2016 brought increased rights to Texans with a concealed carry license.
House Bill 910 makes it legal for anyone with a concealed carry permit to openly carry their handgun in a hip or shoulder holster. Private business can still prohibit individuals from carrying weapons on their property. This law went into effect on January 1, 2016.
Senate Bill 11 was also enacted in 2016. It requires public universities in Texas to permit concealed handguns in dorms, classrooms, cafeterias, and any other campus buildings. Certain areas of public universities remain off-limits for handguns, due to safety concerns expressed by university presidents. Private universities are exempt from this legislation, which went into effect on August 1, 2016.
House Bill 554 also offers additional protections for Texans with concealed handgun permits. It prohibits peace officers from arresting anyone who is legally carrying a handgun in an airport, as long as that person immediately exits the screening checkpoint after being notified that he or she is not permitted to have a gun in there.
The Compassionate Use Act, Senate Bill 339, permits the use of a particular type of cannabis oil, known as CBD oil, for patients with intractable epilepsy. While this law tightly regulates and restricts the use of medical marijuana, it signals an openness towards legalization that was previous unheard of in the conservative Texas legislature. The Texas Department of Public Safety is expected to begin issuing permits to cultivate and sell the cannabis oil in June 2017
While Senate Bill 339 was enacted to allow limited use of medical marijuana, House Bill 265, which would have legalized all forms of marijuana, did not pass. We will continue to follow developments in Texas law related to the legalization of medical marijuana.
While the Texas legislature may be moving towards legalization real marijuana, but it is firmly against the use of synthetic marijuana. Senate Bill 173 criminalizes all strains of synthetic marijuana, which is often marketed as K2 or Spice. In previous years, the problem with making synthetics illegals was that chemists would constantly tweak the chemical structure to skirt the law. SB 173 covers the 12 potential cores and ring structures from which synthetics can be made. This bill aims to close the loophole by banning the manufacture, possession, use, and sale of all synthetic marijuana.
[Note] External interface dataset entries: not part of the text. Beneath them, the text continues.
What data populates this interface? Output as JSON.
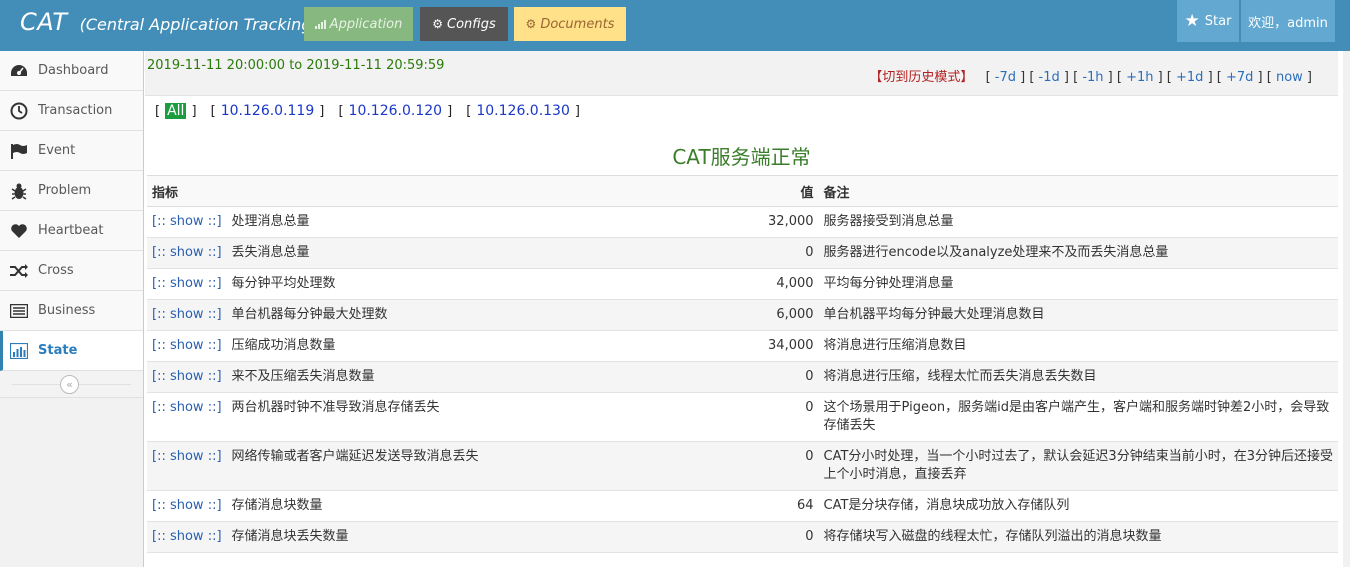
{
  "header": {
    "brand": "CAT",
    "brand_sub": "(Central Application Tracking)",
    "buttons": {
      "application": "Application",
      "configs": "Configs",
      "documents": "Documents"
    },
    "star": "Star",
    "user": "欢迎，admin"
  },
  "sidebar": {
    "items": [
      {
        "label": "Dashboard",
        "icon": "dashboard-icon"
      },
      {
        "label": "Transaction",
        "icon": "clock-icon"
      },
      {
        "label": "Event",
        "icon": "flag-icon"
      },
      {
        "label": "Problem",
        "icon": "bug-icon"
      },
      {
        "label": "Heartbeat",
        "icon": "heart-icon"
      },
      {
        "label": "Cross",
        "icon": "random-icon"
      },
      {
        "label": "Business",
        "icon": "list-icon"
      },
      {
        "label": "State",
        "icon": "bar-chart-icon"
      }
    ],
    "active": "State"
  },
  "timebar": {
    "range": "2019-11-11 20:00:00 to 2019-11-11 20:59:59",
    "history": "【切到历史模式】",
    "links": [
      "-7d",
      "-1d",
      "-1h",
      "+1h",
      "+1d",
      "+7d",
      "now"
    ]
  },
  "ips": {
    "all": "All",
    "list": [
      "10.126.0.119",
      "10.126.0.120",
      "10.126.0.130"
    ]
  },
  "title": "CAT服务端正常",
  "table": {
    "headers": {
      "indicator": "指标",
      "value": "值",
      "note": "备注"
    },
    "show_label": "[:: show ::]",
    "rows": [
      {
        "name": "处理消息总量",
        "value": "32,000",
        "note": "服务器接受到消息总量"
      },
      {
        "name": "丢失消息总量",
        "value": "0",
        "note": "服务器进行encode以及analyze处理来不及而丢失消息总量"
      },
      {
        "name": "每分钟平均处理数",
        "value": "4,000",
        "note": "平均每分钟处理消息量"
      },
      {
        "name": "单台机器每分钟最大处理数",
        "value": "6,000",
        "note": "单台机器平均每分钟最大处理消息数目"
      },
      {
        "name": "压缩成功消息数量",
        "value": "34,000",
        "note": "将消息进行压缩消息数目"
      },
      {
        "name": "来不及压缩丢失消息数量",
        "value": "0",
        "note": "将消息进行压缩，线程太忙而丢失消息丢失数目"
      },
      {
        "name": "两台机器时钟不准导致消息存储丢失",
        "value": "0",
        "note": "这个场景用于Pigeon，服务端id是由客户端产生，客户端和服务端时钟差2小时，会导致存储丢失"
      },
      {
        "name": "网络传输或者客户端延迟发送导致消息丢失",
        "value": "0",
        "note": "CAT分小时处理，当一个小时过去了，默认会延迟3分钟结束当前小时，在3分钟后还接受上个小时消息，直接丢弃"
      },
      {
        "name": "存储消息块数量",
        "value": "64",
        "note": "CAT是分块存储，消息块成功放入存储队列"
      },
      {
        "name": "存储消息块丢失数量",
        "value": "0",
        "note": "将存储块写入磁盘的线程太忙，存储队列溢出的消息块数量"
      }
    ]
  }
}
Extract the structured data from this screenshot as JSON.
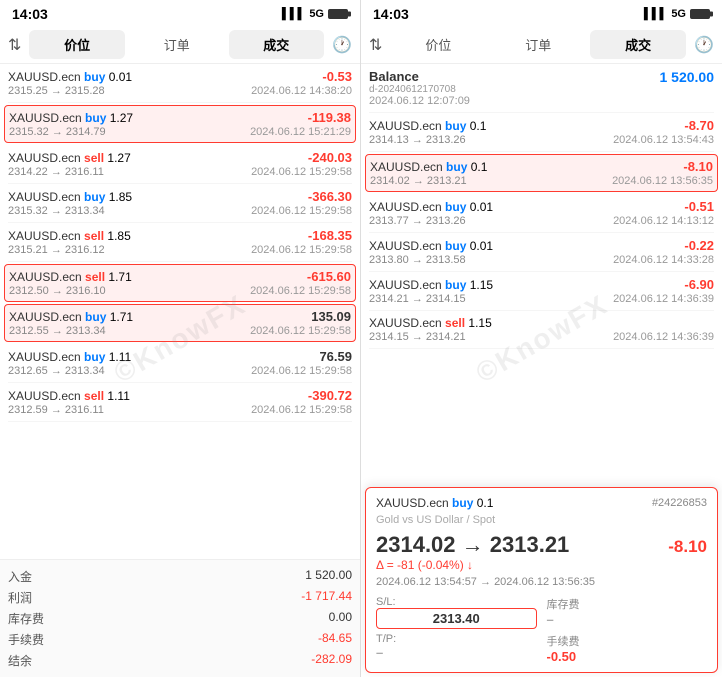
{
  "left": {
    "time": "14:03",
    "signal": "5G",
    "tabs": [
      {
        "label": "价位",
        "active": false
      },
      {
        "label": "订单",
        "active": false
      },
      {
        "label": "成交",
        "active": true
      }
    ],
    "trades": [
      {
        "instrument": "XAUUSD.ecn",
        "direction": "buy",
        "volume": "0.01",
        "price_from": "2315.25",
        "price_to": "2315.28",
        "date": "2024.06.12 14:38:20",
        "pnl": "-0.53",
        "pnl_positive": false
      },
      {
        "instrument": "XAUUSD.ecn",
        "direction": "buy",
        "volume": "1.27",
        "price_from": "2315.32",
        "price_to": "2314.79",
        "date": "2024.06.12 15:21:29",
        "pnl": "-119.38",
        "pnl_positive": false,
        "highlighted": true
      },
      {
        "instrument": "XAUUSD.ecn",
        "direction": "sell",
        "volume": "1.27",
        "price_from": "2314.22",
        "price_to": "2316.11",
        "date": "2024.06.12 15:29:58",
        "pnl": "-240.03",
        "pnl_positive": false
      },
      {
        "instrument": "XAUUSD.ecn",
        "direction": "buy",
        "volume": "1.85",
        "price_from": "2315.32",
        "price_to": "2313.34",
        "date": "2024.06.12 15:29:58",
        "pnl": "-366.30",
        "pnl_positive": false
      },
      {
        "instrument": "XAUUSD.ecn",
        "direction": "sell",
        "volume": "1.85",
        "price_from": "2315.21",
        "price_to": "2316.12",
        "date": "2024.06.12 15:29:58",
        "pnl": "-168.35",
        "pnl_positive": false
      },
      {
        "instrument": "XAUUSD.ecn",
        "direction": "sell",
        "volume": "1.71",
        "price_from": "2312.50",
        "price_to": "2316.10",
        "date": "2024.06.12 15:29:58",
        "pnl": "-615.60",
        "pnl_positive": false,
        "highlighted": true
      },
      {
        "instrument": "XAUUSD.ecn",
        "direction": "buy",
        "volume": "1.71",
        "price_from": "2312.55",
        "price_to": "2313.34",
        "date": "2024.06.12 15:29:58",
        "pnl": "135.09",
        "pnl_positive": true,
        "highlighted": true
      },
      {
        "instrument": "XAUUSD.ecn",
        "direction": "buy",
        "volume": "1.11",
        "price_from": "2312.65",
        "price_to": "2313.34",
        "date": "2024.06.12 15:29:58",
        "pnl": "76.59",
        "pnl_positive": true
      },
      {
        "instrument": "XAUUSD.ecn",
        "direction": "sell",
        "volume": "1.11",
        "price_from": "2312.59",
        "price_to": "2316.11",
        "date": "2024.06.12 15:29:58",
        "pnl": "-390.72",
        "pnl_positive": false
      }
    ],
    "summary": [
      {
        "label": "入金",
        "value": "1 520.00",
        "negative": false
      },
      {
        "label": "利润",
        "value": "-1 717.44",
        "negative": true
      },
      {
        "label": "库存费",
        "value": "0.00",
        "negative": false
      },
      {
        "label": "手续费",
        "value": "-84.65",
        "negative": true
      },
      {
        "label": "结余",
        "value": "-282.09",
        "negative": true
      }
    ]
  },
  "right": {
    "time": "14:03",
    "signal": "5G",
    "tabs": [
      {
        "label": "价位",
        "active": false
      },
      {
        "label": "订单",
        "active": false
      },
      {
        "label": "成交",
        "active": true
      }
    ],
    "balance": {
      "label": "Balance",
      "sub": "d-20240612170708",
      "date": "2024.06.12 12:07:09",
      "value": "1 520.00"
    },
    "trades": [
      {
        "instrument": "XAUUSD.ecn",
        "direction": "buy",
        "volume": "0.1",
        "price_from": "2314.13",
        "price_to": "2313.26",
        "date": "2024.06.12 13:54:43",
        "pnl": "-8.70",
        "pnl_positive": false
      },
      {
        "instrument": "XAUUSD.ecn",
        "direction": "buy",
        "volume": "0.1",
        "price_from": "2314.02",
        "price_to": "2313.21",
        "date": "2024.06.12 13:56:35",
        "pnl": "-8.10",
        "pnl_positive": false,
        "highlighted": true
      },
      {
        "instrument": "XAUUSD.ecn",
        "direction": "buy",
        "volume": "0.01",
        "price_from": "2313.77",
        "price_to": "2313.26",
        "date": "2024.06.12 14:13:12",
        "pnl": "-0.51",
        "pnl_positive": false
      },
      {
        "instrument": "XAUUSD.ecn",
        "direction": "buy",
        "volume": "0.01",
        "price_from": "2313.80",
        "price_to": "2313.58",
        "date": "2024.06.12 14:33:28",
        "pnl": "-0.22",
        "pnl_positive": false
      },
      {
        "instrument": "XAUUSD.ecn",
        "direction": "buy",
        "volume": "1.15",
        "price_from": "2314.21",
        "price_to": "2314.15",
        "date": "2024.06.12 14:36:39",
        "pnl": "-6.90",
        "pnl_positive": false
      },
      {
        "instrument": "XAUUSD.ecn",
        "direction": "sell",
        "volume": "1.15",
        "price_from": "2314.15",
        "price_to": "2314.21",
        "date": "2024.06.12 14:36:39",
        "pnl": "",
        "pnl_positive": false
      }
    ],
    "popup": {
      "instrument": "XAUUSD.ecn",
      "direction": "buy",
      "volume": "0.1",
      "order_id": "#24226853",
      "subtitle": "Gold vs US Dollar / Spot",
      "price_from": "2314.02",
      "price_to": "2313.21",
      "pnl": "-8.10",
      "delta": "Δ = -81 (-0.04%) ↓",
      "date_from": "2024.06.12 13:54:57",
      "date_to": "2024.06.12 13:56:35",
      "sl_label": "S/L:",
      "sl_value": "2313.40",
      "storage_label": "库存费",
      "storage_value": "–",
      "tp_label": "T/P:",
      "tp_value": "–",
      "commission_label": "手续费",
      "commission_value": "-0.50"
    }
  }
}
The Second Chances Bill, Senate Bill 1902, allows individuals with specific low-level misdemeanors to petition the court to have their criminal record sealed Contact our office to determine if your criminal record can be sealed under this law.
A new bill criminalizes what is known as “revenge porn.” Senate Bill 1135, Unlawful Disclosure or Promotion of Intimate Visual Material, provides criminal penalties and the possibility of a civil lawsuit to anyone who discloses or promotes revenge porn. This includes websites that publish revenge porn material.
House Bill 207 adds a new sex crime to the criminal code, voyeurism. This crime occurs when a person observes another person with the intent to be sexually gratified, in a place where that person has a reasonable expectation of privacy.
House Bill 189 eliminates the statute of limitations for sexual assault if there is cause to believe that the perpetrator has committed the same or similar sexual offense against 5 or more victims. This means that in cases where a person is accused of being a serial rapist, the prosecutor will be able to charge him or her with older crimes that may have been barred before this law was passed.